Ohio Education Update

    View Author January 2004
    New Contract Certification

    Effective January 1, 2004, before a school district (among other political subdivisions and entities) awards a contract for goods, services or construction, to be paid for in whole or in part with State funds, it must first check to make sure that there is no unresolved finding for recovery (by the State Auditor) against the "person" (i.e., an individual, corporation, business trust, estate, trust, partnership, or association) with whom the proposed contract is to be made. For this purpose, the State Auditor has created a link on its website to a database of findings for recovery dating back to January 1, 2001, as required by new Section 9.24 of the Revised Code. The database permits searches for the names of contracting parties and, if there has been a finding for recovery, indicates whether it has been resolved. Care should be taken in searching the database. Important information can be missed if search terms are entered incorrectly. The website does permit production of a list of all unresolved findings for recovery.

    If a search of the database reveals no unresolved findings for recovery against a proposed contracting party, the State Auditor's website provides a link to a printable certification of that fact. It is recommended that this certification be printed and signed by the treasurer of the board of education where indicated, and kept on file for audit purposes.

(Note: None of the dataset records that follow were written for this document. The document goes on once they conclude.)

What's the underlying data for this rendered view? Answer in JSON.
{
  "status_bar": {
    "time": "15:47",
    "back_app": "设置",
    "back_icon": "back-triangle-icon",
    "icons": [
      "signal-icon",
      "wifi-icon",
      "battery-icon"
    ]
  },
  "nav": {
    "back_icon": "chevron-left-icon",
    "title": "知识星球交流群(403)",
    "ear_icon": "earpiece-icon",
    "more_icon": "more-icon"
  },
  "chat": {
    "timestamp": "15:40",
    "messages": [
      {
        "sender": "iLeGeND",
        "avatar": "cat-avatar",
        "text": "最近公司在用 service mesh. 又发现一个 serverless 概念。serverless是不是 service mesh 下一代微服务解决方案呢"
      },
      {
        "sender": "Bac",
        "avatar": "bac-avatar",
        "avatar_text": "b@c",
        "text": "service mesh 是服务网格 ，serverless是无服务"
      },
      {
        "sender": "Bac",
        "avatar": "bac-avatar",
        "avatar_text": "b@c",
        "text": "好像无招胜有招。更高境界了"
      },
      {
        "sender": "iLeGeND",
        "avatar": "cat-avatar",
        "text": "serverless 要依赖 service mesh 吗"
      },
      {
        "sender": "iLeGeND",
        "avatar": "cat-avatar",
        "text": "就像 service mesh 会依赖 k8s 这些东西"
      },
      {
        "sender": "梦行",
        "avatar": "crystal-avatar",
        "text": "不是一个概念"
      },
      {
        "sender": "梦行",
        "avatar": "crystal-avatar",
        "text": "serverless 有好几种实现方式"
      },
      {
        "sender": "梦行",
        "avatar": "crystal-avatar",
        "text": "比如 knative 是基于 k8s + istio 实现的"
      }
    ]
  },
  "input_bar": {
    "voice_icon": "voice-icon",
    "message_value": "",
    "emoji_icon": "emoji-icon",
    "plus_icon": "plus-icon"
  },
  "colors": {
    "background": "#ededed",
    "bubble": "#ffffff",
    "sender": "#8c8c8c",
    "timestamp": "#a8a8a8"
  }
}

    If a search reveals any unresolved findings for recovery, the school district should not award the contract until such time as the finding is resolved. In such a case, the proposed contracting party should resolve the finding for recovery with the State Attorney General, who will then certify such resolution to the State Auditor, who will, in turn, update the website database. As stated in the State Auditor's Technical Bulletin No. 2003-09 (dated December 23, 2003), the State Auditor intends to update the database "upon receipt of the certification from the Attorney General."

    Many questions will undoubtedly arise as this new law is put into practice. Until such questions are resolved by the State Auditor, State Attorney General, or perhaps the General Assembly, it is recommended that you contact the attorney with whom you work for further guidance and clarification.